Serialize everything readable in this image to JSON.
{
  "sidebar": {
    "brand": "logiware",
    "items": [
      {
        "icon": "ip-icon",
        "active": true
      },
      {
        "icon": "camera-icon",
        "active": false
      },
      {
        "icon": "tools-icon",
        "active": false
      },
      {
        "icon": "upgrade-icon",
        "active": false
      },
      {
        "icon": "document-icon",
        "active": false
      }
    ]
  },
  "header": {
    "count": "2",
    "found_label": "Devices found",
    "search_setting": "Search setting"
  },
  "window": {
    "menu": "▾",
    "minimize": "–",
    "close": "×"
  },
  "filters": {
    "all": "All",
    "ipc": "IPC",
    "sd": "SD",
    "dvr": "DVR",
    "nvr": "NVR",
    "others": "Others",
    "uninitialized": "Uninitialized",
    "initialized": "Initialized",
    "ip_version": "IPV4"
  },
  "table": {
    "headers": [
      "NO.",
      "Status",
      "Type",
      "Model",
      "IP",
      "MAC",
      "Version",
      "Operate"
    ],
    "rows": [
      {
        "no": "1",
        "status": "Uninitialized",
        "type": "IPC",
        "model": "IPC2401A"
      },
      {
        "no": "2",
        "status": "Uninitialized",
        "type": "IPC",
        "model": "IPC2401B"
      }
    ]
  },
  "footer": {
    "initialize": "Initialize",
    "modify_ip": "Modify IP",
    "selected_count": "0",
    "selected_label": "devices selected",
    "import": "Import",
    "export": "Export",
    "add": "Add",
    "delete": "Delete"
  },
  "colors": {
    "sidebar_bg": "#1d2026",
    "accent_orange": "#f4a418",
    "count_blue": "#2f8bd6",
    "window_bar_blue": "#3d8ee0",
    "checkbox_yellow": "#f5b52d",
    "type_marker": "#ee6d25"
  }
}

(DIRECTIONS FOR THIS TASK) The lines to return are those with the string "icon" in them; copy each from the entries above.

(SOLUTION TO THIS TASK)
        "icon": "ip-icon",
        "icon": "camera-icon",
        "icon": "tools-icon",
        "icon": "upgrade-icon",
        "icon": "document-icon",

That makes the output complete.